Jim Wright, who keeps this blog for the Meadowlands Commission, also writes a twice-monthly column for the South Bergenite. His latest column is about Mike Newhouse (above) and the Meadowlands Commission’s bird-banding research program:
One of the coolest parts of my job is watching the Meadowlands Commission’s annual fall bird-banding research project.
For the past six autumns, NJMC Naturalist Mike Newhouse and his small group of volunteers have been briefly capturing birds in delicate netting, and then weighing them and determining their age and gender.
The birds are beautiful, even if the setting is old-style Meadowlands — in the parking lot of the closed Erie landfill, next to a PSE&G substation in North Arlington.
Since 2008, Mike and his volunteers have banded more than 22,000 birds in their research on migratory birds and micro-habitats.
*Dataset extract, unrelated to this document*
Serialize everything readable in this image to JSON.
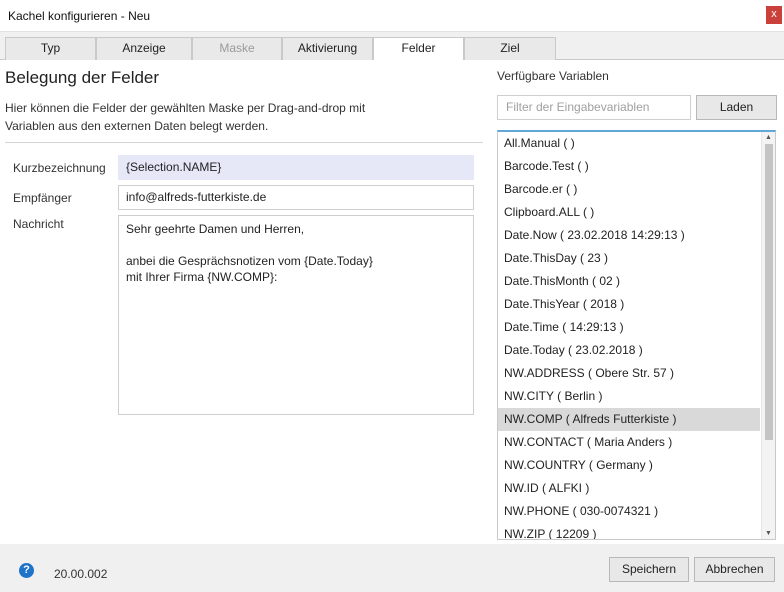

They place a lightweight aluminum band with a unique nine-digit number on each bird’s right leg before releasing back into the wild. (Don’t worry: The band does not cause discomfort to the birds or affect its ability to fly.)
And since they enter their banding information into a national data base, researchers everywhere can benefit.
In some cases, Mike’s crew may recapture a bird they banded just a few days before. When that happens, they check to see if the bird’s weight has changed. If it has, that means that the landfill is providing a wonderful rest stop for birds as they fly south.
Bird-banding has made Mike realize just how much avian diversity there is on the Meadowlands’ former landfills: “Nobody knows the importance of landfills during bird migration. We’ve captured roughly 80 species on the landfill, which is really amazing. It’s an important habitat.”
Every so often, a bird that Mike banded is recaptured elsewhere, including a common yellowthroat that had bred in Canada and turned up at a banding station in Palm Beach County, Florida.
It is that sort of situation that has caused Mike to appreciate these birds in new ways.
“I think I give them more respect as I see how much they have to go through while migrating,’’ he says. “The dangers they face and the number of miles they fly is amazing. Just think of birds weighing the amount of a quarter flying several thousand miles through weather, predation, and man-made obstacles — buildings, cell phone towers, and wind turbines.”
In addition to banding birds, Meadowlands Commission staffers are also on the lookout for banded and wing-tagged birds from elsewhere. Highlights this summer included three banded first-year peregrines — hatched in Atlantic City, on the Bayonne Bridge and atop a building in Reading, Pa. — and a young great egret from Jamaica Bay in Queens.
This fall, the biggest surprises at Mike’s banding station so far were a so-called common nighthawk (it’s anything but common in the Meadowlands), a black-billed cuckoo, two dickcissels and an abundance of American goldfinches (New Jersey’s state bird).
Since this season’s banding should continue into early November, other treats could be in store.